[ASSIGNMENT]
Every line of the entries that holds the word "lemon" is to be copied.

[DATA SHOWN]
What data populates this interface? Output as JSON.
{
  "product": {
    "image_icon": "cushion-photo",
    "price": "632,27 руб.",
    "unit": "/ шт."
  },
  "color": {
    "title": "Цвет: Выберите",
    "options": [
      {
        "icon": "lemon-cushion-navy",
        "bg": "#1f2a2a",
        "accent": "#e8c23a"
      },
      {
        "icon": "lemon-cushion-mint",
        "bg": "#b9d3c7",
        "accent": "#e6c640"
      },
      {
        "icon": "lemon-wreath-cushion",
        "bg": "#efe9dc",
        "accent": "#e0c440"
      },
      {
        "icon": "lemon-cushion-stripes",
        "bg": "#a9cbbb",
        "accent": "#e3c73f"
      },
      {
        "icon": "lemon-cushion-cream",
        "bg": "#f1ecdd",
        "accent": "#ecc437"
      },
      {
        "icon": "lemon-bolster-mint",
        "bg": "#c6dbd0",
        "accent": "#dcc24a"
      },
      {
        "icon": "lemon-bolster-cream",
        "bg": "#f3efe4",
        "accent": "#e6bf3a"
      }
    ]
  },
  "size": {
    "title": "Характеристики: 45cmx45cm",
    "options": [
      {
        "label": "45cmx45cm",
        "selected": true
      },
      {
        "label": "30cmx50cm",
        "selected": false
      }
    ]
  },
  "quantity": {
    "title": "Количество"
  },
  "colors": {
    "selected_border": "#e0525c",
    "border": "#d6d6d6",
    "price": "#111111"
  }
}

[WRITTEN SOLUTION]
        "icon": "lemon-cushion-navy",
        "icon": "lemon-cushion-mint",
        "icon": "lemon-wreath-cushion",
        "icon": "lemon-cushion-stripes",
        "icon": "lemon-cushion-cream",
        "icon": "lemon-bolster-mint",
        "icon": "lemon-bolster-cream",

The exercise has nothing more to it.